Take from the material every line containing the string "page" and copy it.

_Dataset content_
-- Opening Marker --

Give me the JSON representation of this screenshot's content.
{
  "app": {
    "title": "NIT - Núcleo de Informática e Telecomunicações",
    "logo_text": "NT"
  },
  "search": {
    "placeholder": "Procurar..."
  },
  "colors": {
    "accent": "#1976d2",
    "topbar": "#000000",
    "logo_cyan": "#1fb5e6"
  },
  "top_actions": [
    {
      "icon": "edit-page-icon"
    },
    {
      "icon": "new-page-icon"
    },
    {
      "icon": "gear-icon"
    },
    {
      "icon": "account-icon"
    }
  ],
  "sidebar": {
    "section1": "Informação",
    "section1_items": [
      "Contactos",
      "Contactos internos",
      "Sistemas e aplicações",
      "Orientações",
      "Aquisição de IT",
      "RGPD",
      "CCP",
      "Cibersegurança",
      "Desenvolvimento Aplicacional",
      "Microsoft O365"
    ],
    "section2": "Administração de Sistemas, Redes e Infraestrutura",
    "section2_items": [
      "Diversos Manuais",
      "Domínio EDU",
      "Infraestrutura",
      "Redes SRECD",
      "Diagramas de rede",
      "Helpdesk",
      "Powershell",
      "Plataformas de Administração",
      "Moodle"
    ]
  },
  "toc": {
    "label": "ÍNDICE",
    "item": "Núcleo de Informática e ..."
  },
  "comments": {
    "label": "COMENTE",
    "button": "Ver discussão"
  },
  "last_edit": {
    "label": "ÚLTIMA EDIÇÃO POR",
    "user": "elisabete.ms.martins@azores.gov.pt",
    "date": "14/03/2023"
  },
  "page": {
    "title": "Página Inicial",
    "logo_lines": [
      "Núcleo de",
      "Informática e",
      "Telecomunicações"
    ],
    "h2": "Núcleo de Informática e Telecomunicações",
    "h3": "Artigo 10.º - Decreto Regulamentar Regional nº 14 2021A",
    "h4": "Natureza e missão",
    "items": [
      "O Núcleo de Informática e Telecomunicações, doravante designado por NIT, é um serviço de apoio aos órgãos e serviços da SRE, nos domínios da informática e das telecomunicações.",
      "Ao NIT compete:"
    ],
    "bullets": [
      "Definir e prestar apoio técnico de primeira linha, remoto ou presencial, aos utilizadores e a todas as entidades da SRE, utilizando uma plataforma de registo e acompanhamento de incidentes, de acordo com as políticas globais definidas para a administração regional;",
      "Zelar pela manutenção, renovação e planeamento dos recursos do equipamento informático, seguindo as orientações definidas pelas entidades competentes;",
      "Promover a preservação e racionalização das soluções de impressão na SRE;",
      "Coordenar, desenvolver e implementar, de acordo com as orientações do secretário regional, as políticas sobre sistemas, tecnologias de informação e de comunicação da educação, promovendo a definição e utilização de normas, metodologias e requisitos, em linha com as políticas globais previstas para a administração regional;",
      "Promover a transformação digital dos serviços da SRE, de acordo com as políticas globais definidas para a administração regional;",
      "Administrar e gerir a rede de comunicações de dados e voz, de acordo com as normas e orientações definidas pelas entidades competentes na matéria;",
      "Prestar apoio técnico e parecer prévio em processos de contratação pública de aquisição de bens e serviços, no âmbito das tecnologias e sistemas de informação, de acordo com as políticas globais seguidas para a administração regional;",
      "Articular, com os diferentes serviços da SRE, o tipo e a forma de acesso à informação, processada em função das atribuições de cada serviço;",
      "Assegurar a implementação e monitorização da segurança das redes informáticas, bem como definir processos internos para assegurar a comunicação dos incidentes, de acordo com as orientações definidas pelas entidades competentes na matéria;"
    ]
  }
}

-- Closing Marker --

_Task answer_
      "icon": "edit-page-icon"
      "icon": "new-page-icon"
  "page": {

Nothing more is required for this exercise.